I remember well the creature’s design, the haunting way it moved, and the way it struck out with its paralyzing antenna. Even with its simple shape and detail (it’s basically a ball, with one eye, and four stick legs), the show gave a proper eerie presence to the thing, making it seem more real than many higher-budget movie monsters.

Then there was the setting. Whether they were facing monsters or not, the Quest gang usually travelled to exotic locations, which presented new sights, features, and dangers. The world seemed that much smaller and more vibrant as they circled the globe, going places I would never see. This added variety was another way that the series kept each episode from feeling too similar, even if half of them could be categorized as monster hunts.

Although the animation itself was often crude and imperfect, the actual art (especially anything fully painted) in the series communicated the setting, the suspense, and the dangers in vivid fashion. The lavish jungles, the skulking yetis, and the futuristic vehicles all were designed and painted with a style taken straight from the covers of the best pulp magazine covers. In actuality the art for Jonny Quest has spoiled me by making me judge most pulp covers against its art and stories. Of course many pulp covers have art just as good or better, but they are usually far too distracted by trying to sell covers with half-naked women. The art of Jonny Quest is more family friendly and, to a degree, more varied, since it doesn’t need to rely on that trope.

As I research and discover more “true” pulp stories and art, I often find myself comparing it back to Jonny Quest and I often find it to be my preferred version of the pulp world. Since my desire is to create a fairly friendly pulp world of my own, I see this as combining the best of both worlds.


Fantastic Origins #1

Photo of actress Virginia Bruce from the radio program Suspense.

Photo of actress Virginia Bruce from the radio program Suspense.

As I launch my blog and publicize my attempt journey to become a published author, I thought I would start by reflecting on the primary inspirations behind my latest writing projects.

First stop on the tour is the greatest of the three: old time radio.

My love of old time radio started back in the day before minivans, when my whole family (all six of us) would pile into the big blue station wagon and head down to Florida to visit Grandma, Grandpa, and sometimes Mickey Mouse. It was a three-day trip and my parents did a good job of finding a variety of things for us to do.

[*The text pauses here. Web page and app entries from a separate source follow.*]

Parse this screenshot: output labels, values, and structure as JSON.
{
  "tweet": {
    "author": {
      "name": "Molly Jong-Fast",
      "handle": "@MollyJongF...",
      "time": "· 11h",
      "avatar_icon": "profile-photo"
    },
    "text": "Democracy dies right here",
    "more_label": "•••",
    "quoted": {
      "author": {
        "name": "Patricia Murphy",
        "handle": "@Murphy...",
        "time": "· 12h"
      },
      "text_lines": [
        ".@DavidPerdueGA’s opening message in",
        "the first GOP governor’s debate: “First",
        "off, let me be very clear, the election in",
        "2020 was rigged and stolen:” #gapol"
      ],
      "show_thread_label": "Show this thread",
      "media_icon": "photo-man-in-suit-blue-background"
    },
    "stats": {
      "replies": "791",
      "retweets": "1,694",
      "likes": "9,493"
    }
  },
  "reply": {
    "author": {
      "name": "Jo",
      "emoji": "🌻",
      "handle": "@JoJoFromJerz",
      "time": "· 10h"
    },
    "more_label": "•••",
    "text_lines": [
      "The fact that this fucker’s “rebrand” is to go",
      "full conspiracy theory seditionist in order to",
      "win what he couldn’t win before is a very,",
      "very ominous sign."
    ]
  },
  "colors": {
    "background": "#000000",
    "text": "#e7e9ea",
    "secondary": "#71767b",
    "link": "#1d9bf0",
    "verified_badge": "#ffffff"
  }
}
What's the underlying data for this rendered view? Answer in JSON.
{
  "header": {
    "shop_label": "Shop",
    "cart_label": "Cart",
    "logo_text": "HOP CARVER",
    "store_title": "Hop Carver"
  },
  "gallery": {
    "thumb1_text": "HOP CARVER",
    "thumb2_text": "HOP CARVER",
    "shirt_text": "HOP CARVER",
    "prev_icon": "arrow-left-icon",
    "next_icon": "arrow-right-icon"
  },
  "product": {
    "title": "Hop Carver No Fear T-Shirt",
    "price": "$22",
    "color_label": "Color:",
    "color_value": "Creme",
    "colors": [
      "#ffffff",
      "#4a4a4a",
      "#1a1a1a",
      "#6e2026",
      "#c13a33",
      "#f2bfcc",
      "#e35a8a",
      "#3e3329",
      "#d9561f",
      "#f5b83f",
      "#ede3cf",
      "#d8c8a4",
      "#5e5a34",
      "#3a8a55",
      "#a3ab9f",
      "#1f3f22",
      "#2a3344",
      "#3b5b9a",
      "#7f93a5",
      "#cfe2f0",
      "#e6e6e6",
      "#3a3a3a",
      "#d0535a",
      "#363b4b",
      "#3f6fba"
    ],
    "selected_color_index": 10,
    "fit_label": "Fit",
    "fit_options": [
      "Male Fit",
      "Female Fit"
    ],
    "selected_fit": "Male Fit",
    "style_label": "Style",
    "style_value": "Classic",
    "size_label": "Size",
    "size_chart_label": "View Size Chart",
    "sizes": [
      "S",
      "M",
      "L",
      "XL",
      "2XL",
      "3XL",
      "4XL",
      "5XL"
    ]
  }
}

One of my favorites usually started after dark, when we were restricted in what things we could do. We listened to cassette tapes of old radio programs on our cheap little mono tape recorder. These shows included Abbott and Costello, Fibber McGee and Molly, and the Lone Ranger. I loved them all, but my favorite was probably the Lone Ranger, because I’m a sucker for an idealistic hero and a good adventure story.

Fast forward to several years ago. I was looking for some new radio stations to listen to online and I just happened across a few that featured old time radio programs (OTR). Intrigued, I tried them out and was instantly enthralled. As I’ve said, I love a good adventure and OTR is full of them. My favorite shows quickly became Suspense and Richard Diamond, Private Detective and there were countless more that I enjoyed such as Escape, The Whistler, Inner Sanctum, and The Shadow. Eventually I discovered modern takes on OTR, such as the outstanding Decoder Ring Theatre and The Sonic Society.

Long story short, I love old time radio, and I find it a constant source of inspiration that enables me to pull ideas from many different genres. In the span of 30 minutes you can visit the most amazing places and have incredible adventures, which in many ways are more captivating than any film, because you supply the visuals yourself. And now, as a writer, I find it hard to read all the books I want while keeping up with my writing, but I can always find some time to squeeze in a “half hour of high adventure.” As long as I have my OTR, I’m sure I’ll always have more story ideas than I could ever write.